Andrew continues; “The most important thing is balance of opposing muscles both in terms of strength and flexibility. For example, if the quadriceps are weak and flexible yet the hamstrings are strong and tight you’re very likely to experience some form of discomfort at some time, in this case likely in the lower back.
“There are various strength tests you can do to check this such as using a dynamometer to measure maximum force output from the isolated muscles. In terms of flexibility, you can check the range of motion of specific muscle groups too by performing simple tests. It is very common that hamstrings are found to be tight or ‘short’. There are many stretches that could be helpful but a selected few examples to improve flexibility are shown below:
“Core stability is vital and the use of exercise balls as well as Pilates should be recommended. Above all, if low back pain is experienced it is highly recommended to have an individual screening by a qualified professional who can recommend specific exercises depending on the proposed areas causing the issue.”
Personally, I definitely suffer with both lower back pain and painfully tight hamstrings – and in fact at Pilates nearly all of the riders had very tight hamstrings. Certainly I can see how lots of half halting could enhance the problem, and that shortening of the hamstring may affect a dressage rider less than a showjumper, say, due to the cut of the saddle and the positioning of the leg and length of stirrups. I’ve had a few sessions involving riding without stirrups to help lengthen the leg and release some of the tension through the hips and hamstrings to help with this. (Although I probably wouldn’t attempt with Ruby!)
Pilates has made a huge difference to my riding, and since it encourages you to engage your core muscles, (I often think to myself about pulling my belly button back to my spine when schooling and using my breath better) it has helped to give me a strong core rather than relying too much on my limbs instead. Previously because I’d lacked strength in my core, and the ability to properly engage those muscles, I would tend to become overly concave at the lower spine, or rounded in the shoulder.
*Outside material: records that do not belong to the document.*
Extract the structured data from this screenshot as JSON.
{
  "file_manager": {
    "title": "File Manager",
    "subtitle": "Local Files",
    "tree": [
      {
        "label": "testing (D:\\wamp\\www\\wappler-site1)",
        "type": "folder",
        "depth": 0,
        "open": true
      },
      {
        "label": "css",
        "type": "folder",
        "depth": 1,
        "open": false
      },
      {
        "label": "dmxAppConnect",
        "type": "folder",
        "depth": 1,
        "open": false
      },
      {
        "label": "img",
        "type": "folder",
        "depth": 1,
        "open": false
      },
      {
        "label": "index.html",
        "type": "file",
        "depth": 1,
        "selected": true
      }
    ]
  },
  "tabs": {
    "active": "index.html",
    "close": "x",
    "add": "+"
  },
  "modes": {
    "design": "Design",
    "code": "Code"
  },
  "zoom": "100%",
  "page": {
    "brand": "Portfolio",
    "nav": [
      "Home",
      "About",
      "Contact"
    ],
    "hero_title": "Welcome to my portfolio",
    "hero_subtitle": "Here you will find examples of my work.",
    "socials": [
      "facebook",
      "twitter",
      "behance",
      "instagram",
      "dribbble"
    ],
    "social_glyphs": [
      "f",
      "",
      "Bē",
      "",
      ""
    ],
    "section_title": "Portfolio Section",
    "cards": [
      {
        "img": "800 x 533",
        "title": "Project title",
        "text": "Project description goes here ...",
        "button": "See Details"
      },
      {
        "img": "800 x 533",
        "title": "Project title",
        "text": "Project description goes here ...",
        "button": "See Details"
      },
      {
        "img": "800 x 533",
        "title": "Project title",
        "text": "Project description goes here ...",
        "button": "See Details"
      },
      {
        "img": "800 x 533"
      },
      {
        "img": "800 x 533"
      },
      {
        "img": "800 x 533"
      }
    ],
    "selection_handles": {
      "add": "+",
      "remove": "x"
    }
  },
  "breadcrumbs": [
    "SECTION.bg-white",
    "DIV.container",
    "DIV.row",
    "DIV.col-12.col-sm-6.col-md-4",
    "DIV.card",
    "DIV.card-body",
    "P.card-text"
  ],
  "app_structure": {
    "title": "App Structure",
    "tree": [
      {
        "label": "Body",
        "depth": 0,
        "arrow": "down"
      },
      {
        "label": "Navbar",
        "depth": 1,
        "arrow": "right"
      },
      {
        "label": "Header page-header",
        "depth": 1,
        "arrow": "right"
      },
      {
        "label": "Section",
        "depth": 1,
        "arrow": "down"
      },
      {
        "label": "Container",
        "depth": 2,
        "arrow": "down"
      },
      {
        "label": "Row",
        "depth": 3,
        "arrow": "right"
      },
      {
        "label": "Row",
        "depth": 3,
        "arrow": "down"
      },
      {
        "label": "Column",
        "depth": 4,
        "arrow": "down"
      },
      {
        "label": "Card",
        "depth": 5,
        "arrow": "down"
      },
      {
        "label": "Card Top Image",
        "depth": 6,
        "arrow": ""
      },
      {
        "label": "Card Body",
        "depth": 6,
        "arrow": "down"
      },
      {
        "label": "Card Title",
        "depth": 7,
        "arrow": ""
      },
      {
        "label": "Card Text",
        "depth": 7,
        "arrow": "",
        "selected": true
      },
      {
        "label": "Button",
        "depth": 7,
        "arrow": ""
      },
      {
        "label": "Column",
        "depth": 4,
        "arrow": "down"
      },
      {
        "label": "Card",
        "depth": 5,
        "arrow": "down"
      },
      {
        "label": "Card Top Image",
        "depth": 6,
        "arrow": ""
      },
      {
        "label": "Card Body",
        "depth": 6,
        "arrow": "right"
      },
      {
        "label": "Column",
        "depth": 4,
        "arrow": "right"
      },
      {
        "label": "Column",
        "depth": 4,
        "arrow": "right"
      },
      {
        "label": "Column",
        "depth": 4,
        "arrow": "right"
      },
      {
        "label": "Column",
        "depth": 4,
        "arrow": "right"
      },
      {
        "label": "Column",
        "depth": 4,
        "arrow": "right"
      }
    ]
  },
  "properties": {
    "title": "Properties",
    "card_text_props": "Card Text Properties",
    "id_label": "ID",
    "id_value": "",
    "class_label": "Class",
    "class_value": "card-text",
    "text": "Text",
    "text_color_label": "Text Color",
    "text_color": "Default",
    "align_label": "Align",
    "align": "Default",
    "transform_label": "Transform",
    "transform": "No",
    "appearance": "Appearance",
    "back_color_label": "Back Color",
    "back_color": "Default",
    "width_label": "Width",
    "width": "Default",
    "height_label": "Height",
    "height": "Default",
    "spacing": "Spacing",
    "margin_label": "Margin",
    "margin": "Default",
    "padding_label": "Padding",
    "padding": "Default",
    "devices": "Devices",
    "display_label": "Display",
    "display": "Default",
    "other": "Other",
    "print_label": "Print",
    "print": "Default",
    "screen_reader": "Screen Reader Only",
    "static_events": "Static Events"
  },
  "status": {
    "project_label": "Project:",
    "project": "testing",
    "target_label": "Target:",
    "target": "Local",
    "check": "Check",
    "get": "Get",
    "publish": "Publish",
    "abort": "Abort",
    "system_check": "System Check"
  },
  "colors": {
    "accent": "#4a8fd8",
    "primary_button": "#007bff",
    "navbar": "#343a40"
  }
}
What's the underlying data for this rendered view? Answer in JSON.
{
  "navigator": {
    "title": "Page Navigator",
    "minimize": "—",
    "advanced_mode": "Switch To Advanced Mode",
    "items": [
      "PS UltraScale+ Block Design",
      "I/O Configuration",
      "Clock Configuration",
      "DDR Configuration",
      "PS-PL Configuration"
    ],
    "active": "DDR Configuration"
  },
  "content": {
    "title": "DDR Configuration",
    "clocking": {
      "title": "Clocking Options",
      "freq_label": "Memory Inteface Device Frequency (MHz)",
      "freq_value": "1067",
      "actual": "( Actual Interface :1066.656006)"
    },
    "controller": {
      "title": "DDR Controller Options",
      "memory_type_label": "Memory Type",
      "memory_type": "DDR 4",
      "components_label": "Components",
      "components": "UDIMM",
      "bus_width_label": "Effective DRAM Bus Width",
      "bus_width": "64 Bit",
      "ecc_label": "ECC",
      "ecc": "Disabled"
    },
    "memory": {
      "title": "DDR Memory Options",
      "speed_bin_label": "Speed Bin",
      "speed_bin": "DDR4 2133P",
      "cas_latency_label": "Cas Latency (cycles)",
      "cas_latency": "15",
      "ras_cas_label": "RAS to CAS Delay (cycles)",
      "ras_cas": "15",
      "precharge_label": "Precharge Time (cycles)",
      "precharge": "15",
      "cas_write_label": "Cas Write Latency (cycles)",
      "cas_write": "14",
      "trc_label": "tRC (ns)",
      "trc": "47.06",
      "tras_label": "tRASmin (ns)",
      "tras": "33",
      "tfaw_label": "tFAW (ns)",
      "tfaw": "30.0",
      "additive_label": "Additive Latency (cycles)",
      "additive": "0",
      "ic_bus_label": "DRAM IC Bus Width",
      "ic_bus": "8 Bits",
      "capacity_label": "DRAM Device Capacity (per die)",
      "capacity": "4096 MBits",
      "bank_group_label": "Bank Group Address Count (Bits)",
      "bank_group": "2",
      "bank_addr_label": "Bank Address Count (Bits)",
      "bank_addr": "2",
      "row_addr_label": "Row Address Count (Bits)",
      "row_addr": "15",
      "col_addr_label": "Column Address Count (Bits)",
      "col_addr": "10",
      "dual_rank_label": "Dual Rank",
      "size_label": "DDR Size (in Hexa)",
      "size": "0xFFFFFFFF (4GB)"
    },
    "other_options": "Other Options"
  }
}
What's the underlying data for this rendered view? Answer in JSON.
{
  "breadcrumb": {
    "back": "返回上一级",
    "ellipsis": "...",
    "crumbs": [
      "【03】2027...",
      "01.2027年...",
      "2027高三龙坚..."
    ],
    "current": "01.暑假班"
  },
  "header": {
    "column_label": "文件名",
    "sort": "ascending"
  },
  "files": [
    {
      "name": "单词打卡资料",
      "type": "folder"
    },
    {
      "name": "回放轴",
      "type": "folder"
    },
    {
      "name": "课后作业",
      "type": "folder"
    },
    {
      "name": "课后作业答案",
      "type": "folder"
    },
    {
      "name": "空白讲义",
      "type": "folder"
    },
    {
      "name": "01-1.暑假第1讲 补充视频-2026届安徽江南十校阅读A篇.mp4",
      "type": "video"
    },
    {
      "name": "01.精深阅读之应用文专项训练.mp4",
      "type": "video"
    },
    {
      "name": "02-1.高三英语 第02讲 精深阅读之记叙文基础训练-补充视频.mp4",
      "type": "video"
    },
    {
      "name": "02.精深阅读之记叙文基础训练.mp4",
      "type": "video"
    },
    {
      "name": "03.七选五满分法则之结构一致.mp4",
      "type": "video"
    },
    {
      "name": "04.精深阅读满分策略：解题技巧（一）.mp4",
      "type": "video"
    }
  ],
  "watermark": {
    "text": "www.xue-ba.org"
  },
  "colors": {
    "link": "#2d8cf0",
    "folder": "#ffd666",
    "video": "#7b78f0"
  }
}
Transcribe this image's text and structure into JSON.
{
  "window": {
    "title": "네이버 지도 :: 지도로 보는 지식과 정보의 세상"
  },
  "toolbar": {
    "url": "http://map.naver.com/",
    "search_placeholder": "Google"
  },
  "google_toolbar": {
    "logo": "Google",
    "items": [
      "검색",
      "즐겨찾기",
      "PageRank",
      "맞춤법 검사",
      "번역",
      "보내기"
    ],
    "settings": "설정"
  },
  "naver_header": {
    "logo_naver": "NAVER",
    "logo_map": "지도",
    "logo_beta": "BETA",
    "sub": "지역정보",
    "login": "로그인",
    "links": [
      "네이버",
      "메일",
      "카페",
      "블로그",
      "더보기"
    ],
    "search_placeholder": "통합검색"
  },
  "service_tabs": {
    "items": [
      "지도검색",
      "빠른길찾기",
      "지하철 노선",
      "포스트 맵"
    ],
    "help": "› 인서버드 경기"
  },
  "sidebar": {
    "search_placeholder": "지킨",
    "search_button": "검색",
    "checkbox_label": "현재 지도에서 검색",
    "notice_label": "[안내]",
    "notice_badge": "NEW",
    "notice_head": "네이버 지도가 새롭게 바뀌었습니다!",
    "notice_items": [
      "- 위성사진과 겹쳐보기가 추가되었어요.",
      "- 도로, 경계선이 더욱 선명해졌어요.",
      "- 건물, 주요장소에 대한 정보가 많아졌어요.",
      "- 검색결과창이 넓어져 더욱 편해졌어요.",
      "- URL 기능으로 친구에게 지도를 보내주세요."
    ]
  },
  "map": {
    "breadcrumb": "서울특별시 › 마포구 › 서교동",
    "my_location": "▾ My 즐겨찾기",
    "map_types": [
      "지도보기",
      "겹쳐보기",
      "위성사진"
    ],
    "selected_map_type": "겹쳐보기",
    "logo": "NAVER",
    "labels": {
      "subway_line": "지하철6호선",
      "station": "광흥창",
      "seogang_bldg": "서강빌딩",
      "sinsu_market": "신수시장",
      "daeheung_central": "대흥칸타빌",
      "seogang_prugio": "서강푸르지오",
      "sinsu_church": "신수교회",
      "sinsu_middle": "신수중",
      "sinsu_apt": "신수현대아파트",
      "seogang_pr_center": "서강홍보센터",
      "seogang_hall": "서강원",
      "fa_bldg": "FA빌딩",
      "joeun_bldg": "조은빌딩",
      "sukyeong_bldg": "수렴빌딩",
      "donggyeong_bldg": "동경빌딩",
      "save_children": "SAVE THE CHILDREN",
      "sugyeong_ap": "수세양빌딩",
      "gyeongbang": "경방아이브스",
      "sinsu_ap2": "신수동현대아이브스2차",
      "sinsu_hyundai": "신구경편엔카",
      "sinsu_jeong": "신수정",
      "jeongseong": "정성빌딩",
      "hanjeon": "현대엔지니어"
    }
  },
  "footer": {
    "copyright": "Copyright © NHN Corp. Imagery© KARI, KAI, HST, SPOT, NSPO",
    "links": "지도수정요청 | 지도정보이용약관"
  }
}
My trainer has also noticed an improvement in my asymmetry – before I had a big tendency to collapse at the left hip but I’ve become more balanced in the saddle.
If you do one thing in 2013, I would definitely advise trying Pilates and doing some stretching exercises – not only do the experts recommend it, but I can also vouch for the difference it makes in practice, both for your own well being and the results you get from your horse.